The answer to that may have something to do with the relationships between the people involved, and with the fact that the same magnetic disturbance will presumably affect them all: they will all be immersed in the same field at the time of the experience. In several of the more complex multi-subject contact/abduction dramas (the Hills, Tujunga Canyon, etc.) it appears that one individual is dominant or seems to be the catalyst for the events experienced. Such individuals are also often in various stages of inner crisis, to which the events can be seen to relate (see John Rimmer’s The Evidence For Alien Abductions).

In this regard, it may be fruitful for investigators to ask: a) is hypnotism easier within a magnetic field, and b) are telepathy, telekinesis, etc. easier within a magnetic field? One can think of reasons why this may be so: fluctuations at one point in a field will resonate throughout the field, and mental activity is basically electrical fluctuation, measurable by EEG.

There may be a purely biological function to all this. At the basic level, simply a warning of impending disaster registered by our unconscious magnetic sense and passed to the waking mind via some scary image. At a higher level, a dramatisation of personal, cultural or racial problems in which the individual is just a medium. The ways of the brain are strange and complicated, and there won’t be a straightforward answer, I’m sure. But maybe we’d do well to look again a~ the unfashionable ideas of Julian Jaynes in this context. Maybe the old bicameral mind wasn’t so daft after all!

None of this pretends to be any sort of theory. I’m just putting my two-pennyworth in, and it all stands up to be knocked down.
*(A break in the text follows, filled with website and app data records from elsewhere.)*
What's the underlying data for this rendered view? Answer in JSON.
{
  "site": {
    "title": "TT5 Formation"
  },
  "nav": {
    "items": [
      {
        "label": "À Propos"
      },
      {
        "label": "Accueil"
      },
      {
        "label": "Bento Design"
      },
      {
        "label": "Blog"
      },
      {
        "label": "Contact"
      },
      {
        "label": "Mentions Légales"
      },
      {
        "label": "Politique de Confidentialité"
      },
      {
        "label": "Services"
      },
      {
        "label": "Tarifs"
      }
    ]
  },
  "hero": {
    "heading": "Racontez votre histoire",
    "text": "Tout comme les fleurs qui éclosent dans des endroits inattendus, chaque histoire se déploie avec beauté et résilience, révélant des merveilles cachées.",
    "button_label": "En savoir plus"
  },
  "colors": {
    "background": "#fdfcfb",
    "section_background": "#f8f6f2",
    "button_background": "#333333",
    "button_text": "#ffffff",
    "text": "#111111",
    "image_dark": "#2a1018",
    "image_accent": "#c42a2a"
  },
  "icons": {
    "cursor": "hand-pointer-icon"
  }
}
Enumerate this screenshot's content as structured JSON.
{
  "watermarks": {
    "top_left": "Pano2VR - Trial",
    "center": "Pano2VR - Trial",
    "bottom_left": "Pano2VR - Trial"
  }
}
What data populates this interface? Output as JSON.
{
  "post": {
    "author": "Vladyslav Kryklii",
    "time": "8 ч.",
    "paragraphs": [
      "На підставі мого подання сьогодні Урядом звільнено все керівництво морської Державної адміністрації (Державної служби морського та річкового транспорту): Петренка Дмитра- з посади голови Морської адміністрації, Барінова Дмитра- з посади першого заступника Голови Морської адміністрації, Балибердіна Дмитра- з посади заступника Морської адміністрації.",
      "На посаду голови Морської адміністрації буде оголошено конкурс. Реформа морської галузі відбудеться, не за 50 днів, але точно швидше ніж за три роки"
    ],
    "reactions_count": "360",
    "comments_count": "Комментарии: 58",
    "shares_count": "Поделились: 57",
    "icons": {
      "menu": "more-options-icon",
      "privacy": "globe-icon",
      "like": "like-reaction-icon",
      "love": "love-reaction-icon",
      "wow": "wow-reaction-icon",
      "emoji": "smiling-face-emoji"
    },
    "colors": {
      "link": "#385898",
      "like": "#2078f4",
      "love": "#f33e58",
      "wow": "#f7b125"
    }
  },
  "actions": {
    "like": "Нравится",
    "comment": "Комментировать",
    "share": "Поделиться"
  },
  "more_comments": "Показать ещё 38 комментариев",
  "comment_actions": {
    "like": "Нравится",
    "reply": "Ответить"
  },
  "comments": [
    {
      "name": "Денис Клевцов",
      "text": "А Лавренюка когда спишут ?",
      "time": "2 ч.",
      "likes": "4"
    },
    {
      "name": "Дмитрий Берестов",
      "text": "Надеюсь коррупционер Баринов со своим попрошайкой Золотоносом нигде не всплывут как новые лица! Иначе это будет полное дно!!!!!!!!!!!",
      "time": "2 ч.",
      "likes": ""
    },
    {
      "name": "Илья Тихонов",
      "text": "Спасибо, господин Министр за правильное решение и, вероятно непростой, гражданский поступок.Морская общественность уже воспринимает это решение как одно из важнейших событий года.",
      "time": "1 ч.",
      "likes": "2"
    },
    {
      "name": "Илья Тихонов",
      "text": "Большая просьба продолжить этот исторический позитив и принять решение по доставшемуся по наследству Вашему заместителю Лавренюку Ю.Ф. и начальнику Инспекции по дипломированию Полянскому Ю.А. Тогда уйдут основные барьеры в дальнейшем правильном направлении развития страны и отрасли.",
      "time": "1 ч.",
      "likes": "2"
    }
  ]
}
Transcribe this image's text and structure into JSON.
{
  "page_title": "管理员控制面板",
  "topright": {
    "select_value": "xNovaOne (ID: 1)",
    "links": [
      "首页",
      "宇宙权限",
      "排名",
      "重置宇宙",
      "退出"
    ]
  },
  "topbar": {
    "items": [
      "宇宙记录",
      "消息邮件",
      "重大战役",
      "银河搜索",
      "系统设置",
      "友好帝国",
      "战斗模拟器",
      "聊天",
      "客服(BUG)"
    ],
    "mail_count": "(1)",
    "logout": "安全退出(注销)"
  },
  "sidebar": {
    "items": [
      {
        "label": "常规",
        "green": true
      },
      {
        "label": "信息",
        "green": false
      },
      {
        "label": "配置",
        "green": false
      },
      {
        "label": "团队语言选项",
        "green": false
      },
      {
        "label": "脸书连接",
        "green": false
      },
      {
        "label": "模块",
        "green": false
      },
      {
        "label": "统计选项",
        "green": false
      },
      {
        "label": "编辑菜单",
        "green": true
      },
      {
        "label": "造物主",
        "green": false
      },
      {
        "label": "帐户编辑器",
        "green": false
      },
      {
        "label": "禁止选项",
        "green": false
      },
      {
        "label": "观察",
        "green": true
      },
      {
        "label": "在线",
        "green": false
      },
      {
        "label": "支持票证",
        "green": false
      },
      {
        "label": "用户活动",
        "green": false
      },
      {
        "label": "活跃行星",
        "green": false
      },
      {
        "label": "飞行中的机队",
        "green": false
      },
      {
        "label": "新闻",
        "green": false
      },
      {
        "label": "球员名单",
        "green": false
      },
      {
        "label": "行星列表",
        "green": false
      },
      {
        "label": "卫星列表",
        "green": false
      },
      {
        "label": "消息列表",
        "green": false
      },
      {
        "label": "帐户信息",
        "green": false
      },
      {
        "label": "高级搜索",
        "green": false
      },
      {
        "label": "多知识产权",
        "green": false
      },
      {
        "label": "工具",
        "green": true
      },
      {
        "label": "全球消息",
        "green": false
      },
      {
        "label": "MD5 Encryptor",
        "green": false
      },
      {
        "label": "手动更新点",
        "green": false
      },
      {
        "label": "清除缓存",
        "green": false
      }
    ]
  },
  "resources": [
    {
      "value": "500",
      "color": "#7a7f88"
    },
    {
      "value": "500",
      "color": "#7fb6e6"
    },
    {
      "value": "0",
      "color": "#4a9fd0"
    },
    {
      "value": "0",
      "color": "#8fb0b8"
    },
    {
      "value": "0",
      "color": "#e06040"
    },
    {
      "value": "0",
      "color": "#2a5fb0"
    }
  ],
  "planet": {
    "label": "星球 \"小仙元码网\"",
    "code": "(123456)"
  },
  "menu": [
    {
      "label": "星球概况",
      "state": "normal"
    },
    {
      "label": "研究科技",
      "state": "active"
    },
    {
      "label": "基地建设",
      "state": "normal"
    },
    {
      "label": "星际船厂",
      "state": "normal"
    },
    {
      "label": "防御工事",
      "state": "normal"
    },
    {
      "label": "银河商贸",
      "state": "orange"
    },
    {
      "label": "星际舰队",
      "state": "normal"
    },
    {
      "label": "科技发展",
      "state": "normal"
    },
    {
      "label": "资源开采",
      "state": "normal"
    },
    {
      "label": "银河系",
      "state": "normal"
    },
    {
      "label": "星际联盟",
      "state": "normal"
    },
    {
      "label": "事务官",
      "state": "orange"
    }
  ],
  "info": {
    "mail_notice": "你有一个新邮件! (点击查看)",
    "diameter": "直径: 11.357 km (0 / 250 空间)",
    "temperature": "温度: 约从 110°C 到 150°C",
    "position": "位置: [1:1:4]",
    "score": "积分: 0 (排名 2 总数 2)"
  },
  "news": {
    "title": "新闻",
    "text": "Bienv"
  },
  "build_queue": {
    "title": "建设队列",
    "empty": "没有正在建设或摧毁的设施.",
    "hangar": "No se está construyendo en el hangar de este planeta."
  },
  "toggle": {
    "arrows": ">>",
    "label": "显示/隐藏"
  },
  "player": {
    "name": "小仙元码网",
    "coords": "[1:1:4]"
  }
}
My main point is that the extent and nature of our susceptibility to geomagnetic influences is greatly underestimated, despite ample evidence, and that proper research in this area will in the future open all sorts of doors on our understanding of ourselves and our world.

One thing I’m sure we’ll all agree on – we are more than we think we are!